Please print the entries exactly, omitting each image.

[Start of section]

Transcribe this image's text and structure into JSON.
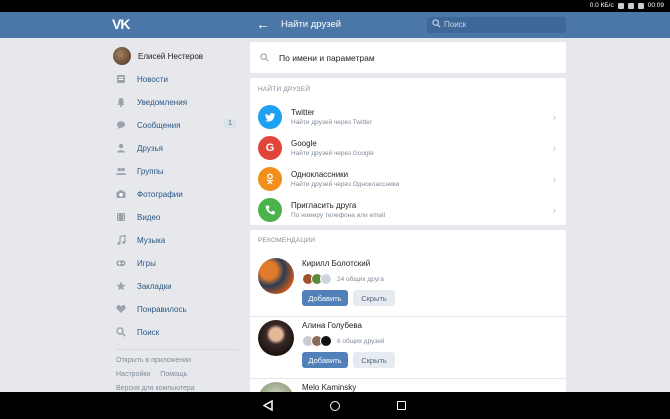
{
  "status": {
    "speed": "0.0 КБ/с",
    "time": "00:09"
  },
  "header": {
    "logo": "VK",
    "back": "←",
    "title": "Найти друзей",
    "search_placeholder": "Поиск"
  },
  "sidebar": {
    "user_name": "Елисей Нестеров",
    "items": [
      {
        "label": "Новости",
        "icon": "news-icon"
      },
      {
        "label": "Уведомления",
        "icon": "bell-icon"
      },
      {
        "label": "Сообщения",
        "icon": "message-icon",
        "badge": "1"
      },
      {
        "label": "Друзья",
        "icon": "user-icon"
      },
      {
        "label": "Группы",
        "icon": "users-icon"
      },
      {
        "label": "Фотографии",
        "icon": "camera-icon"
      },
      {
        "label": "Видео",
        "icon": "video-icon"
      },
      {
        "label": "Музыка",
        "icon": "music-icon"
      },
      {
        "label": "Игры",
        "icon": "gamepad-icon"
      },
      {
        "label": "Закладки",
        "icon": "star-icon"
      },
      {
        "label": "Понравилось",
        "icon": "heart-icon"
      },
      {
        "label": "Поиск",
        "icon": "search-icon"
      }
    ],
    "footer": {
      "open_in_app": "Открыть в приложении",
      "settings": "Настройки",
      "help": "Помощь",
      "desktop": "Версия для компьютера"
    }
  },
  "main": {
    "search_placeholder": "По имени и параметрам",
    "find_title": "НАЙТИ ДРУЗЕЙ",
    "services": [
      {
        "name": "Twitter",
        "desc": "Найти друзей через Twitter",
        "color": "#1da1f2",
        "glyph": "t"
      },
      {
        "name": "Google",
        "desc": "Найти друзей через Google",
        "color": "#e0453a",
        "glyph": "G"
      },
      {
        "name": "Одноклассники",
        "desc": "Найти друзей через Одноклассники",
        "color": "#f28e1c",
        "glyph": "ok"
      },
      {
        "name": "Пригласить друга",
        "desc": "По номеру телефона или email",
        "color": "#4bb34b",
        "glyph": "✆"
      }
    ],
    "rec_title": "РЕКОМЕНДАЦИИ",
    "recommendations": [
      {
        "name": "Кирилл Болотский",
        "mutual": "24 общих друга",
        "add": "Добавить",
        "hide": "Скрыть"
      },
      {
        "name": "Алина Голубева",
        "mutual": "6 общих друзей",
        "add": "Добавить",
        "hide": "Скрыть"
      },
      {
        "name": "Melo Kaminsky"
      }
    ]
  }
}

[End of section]

### [EXERCISE RESPONSE]
Transcribe this image's text and structure into JSON.
{
  "status": {
    "speed": "0.0 КБ/с",
    "time": "00:09"
  },
  "header": {
    "logo": "VK",
    "back": "←",
    "title": "Найти друзей",
    "search_placeholder": "Поиск"
  },
  "sidebar": {
    "user_name": "Елисей Нестеров",
    "items": [
      {
        "label": "Новости",
        "icon": "news-icon"
      },
      {
        "label": "Уведомления",
        "icon": "bell-icon"
      },
      {
        "label": "Сообщения",
        "icon": "message-icon",
        "badge": "1"
      },
      {
        "label": "Друзья",
        "icon": "user-icon"
      },
      {
        "label": "Группы",
        "icon": "users-icon"
      },
      {
        "label": "Фотографии",
        "icon": "camera-icon"
      },
      {
        "label": "Видео",
        "icon": "video-icon"
      },
      {
        "label": "Музыка",
        "icon": "music-icon"
      },
      {
        "label": "Игры",
        "icon": "gamepad-icon"
      },
      {
        "label": "Закладки",
        "icon": "star-icon"
      },
      {
        "label": "Понравилось",
        "icon": "heart-icon"
      },
      {
        "label": "Поиск",
        "icon": "search-icon"
      }
    ],
    "footer": {
      "open_in_app": "Открыть в приложении",
      "settings": "Настройки",
      "help": "Помощь",
      "desktop": "Версия для компьютера"
    }
  },
  "main": {
    "search_placeholder": "По имени и параметрам",
    "find_title": "НАЙТИ ДРУЗЕЙ",
    "services": [
      {
        "name": "Twitter",
        "desc": "Найти друзей через Twitter",
        "color": "#1da1f2",
        "glyph": "t"
      },
      {
        "name": "Google",
        "desc": "Найти друзей через Google",
        "color": "#e0453a",
        "glyph": "G"
      },
      {
        "name": "Одноклассники",
        "desc": "Найти друзей через Одноклассники",
        "color": "#f28e1c",
        "glyph": "ok"
      },
      {
        "name": "Пригласить друга",
        "desc": "По номеру телефона или email",
        "color": "#4bb34b",
        "glyph": "✆"
      }
    ],
    "rec_title": "РЕКОМЕНДАЦИИ",
    "recommendations": [
      {
        "name": "Кирилл Болотский",
        "mutual": "24 общих друга",
        "add": "Добавить",
        "hide": "Скрыть"
      },
      {
        "name": "Алина Голубева",
        "mutual": "6 общих друзей",
        "add": "Добавить",
        "hide": "Скрыть"
      },
      {
        "name": "Melo Kaminsky"
      }
    ]
  }
}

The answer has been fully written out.